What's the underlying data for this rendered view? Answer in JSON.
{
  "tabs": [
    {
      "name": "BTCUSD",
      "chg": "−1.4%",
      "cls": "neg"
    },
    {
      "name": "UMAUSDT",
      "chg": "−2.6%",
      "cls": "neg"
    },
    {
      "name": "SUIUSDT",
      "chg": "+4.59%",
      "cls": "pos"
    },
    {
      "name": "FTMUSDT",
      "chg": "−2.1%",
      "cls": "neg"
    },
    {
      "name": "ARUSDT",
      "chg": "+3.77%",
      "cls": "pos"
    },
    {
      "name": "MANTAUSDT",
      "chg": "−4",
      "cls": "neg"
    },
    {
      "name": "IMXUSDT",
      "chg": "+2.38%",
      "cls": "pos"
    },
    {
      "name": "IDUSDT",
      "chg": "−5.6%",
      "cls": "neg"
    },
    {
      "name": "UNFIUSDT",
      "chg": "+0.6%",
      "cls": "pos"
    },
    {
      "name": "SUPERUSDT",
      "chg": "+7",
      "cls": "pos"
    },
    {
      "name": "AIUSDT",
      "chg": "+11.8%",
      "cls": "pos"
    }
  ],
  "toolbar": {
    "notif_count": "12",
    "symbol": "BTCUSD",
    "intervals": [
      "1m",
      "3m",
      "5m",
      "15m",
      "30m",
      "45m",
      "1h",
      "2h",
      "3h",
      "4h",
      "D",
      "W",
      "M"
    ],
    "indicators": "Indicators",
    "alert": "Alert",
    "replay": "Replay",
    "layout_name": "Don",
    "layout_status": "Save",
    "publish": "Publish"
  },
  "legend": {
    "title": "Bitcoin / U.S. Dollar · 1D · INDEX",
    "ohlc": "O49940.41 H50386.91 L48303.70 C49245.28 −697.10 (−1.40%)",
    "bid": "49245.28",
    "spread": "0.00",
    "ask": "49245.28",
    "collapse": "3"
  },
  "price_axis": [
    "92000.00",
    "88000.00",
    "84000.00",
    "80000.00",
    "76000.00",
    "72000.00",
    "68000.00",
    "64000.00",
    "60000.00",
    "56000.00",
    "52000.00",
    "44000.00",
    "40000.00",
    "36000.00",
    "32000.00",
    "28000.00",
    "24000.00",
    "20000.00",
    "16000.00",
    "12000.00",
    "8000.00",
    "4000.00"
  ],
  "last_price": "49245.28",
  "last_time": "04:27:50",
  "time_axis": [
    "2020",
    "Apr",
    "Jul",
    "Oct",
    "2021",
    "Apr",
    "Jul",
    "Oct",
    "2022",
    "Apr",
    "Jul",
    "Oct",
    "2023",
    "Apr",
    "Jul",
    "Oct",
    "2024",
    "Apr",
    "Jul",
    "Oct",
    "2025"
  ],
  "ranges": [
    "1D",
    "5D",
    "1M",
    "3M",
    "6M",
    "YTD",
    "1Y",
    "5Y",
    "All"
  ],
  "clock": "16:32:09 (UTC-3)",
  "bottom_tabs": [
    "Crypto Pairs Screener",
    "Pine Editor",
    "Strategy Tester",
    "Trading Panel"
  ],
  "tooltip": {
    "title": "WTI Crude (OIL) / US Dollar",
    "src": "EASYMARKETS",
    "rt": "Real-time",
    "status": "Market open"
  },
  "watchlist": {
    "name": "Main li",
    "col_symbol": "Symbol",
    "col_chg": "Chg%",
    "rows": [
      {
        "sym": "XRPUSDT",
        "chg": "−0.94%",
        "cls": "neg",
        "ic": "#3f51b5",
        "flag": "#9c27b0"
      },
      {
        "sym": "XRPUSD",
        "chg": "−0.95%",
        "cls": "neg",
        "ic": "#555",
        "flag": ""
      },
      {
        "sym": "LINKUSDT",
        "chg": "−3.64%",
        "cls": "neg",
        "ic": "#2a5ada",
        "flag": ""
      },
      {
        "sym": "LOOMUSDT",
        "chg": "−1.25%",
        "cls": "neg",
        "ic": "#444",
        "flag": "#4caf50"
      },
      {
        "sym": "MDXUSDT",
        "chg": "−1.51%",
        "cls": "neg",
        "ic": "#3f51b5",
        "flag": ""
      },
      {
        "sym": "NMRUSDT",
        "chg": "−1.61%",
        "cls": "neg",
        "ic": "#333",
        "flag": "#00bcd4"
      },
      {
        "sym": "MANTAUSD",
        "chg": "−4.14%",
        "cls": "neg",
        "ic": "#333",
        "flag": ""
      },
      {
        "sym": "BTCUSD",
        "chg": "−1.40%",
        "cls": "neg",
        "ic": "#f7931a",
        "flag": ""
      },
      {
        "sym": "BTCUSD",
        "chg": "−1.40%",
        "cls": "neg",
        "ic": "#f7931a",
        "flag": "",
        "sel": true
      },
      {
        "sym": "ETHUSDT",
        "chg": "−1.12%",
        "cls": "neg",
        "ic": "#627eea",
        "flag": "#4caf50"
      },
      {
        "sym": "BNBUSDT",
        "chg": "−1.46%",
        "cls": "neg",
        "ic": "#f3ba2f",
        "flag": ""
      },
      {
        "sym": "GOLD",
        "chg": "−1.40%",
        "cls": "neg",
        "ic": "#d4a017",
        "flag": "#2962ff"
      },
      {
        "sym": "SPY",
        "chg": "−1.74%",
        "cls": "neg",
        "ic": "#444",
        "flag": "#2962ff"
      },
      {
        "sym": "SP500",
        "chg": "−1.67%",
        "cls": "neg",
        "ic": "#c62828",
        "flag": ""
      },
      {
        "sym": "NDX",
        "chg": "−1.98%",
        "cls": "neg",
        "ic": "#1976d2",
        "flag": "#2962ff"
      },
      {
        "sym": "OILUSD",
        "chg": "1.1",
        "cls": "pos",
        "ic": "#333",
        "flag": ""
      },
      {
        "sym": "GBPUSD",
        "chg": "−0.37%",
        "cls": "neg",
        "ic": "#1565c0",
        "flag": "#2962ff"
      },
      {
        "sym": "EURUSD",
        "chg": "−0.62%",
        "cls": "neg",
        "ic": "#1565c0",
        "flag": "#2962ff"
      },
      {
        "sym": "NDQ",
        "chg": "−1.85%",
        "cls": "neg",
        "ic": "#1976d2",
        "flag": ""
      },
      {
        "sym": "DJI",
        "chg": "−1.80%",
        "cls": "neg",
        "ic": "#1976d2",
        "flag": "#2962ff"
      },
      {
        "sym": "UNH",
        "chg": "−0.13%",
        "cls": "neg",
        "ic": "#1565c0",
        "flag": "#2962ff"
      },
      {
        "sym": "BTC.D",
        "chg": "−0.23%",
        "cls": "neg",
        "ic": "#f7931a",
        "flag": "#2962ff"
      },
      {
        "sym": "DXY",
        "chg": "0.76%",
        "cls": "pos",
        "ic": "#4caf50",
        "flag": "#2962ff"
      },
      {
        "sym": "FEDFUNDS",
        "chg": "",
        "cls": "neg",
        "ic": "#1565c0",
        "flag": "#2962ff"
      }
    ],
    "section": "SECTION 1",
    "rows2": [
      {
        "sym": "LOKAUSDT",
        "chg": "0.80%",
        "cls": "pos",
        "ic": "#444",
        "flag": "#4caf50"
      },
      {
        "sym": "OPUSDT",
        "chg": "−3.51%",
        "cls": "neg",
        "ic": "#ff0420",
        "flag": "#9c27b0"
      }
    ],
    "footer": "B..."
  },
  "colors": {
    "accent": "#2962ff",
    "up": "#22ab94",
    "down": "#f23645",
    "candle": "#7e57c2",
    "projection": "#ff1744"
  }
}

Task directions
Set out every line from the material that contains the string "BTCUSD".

Reply
      "name": "BTCUSD",
    "symbol": "BTCUSD",
        "sym": "BTCUSD",
        "sym": "BTCUSD",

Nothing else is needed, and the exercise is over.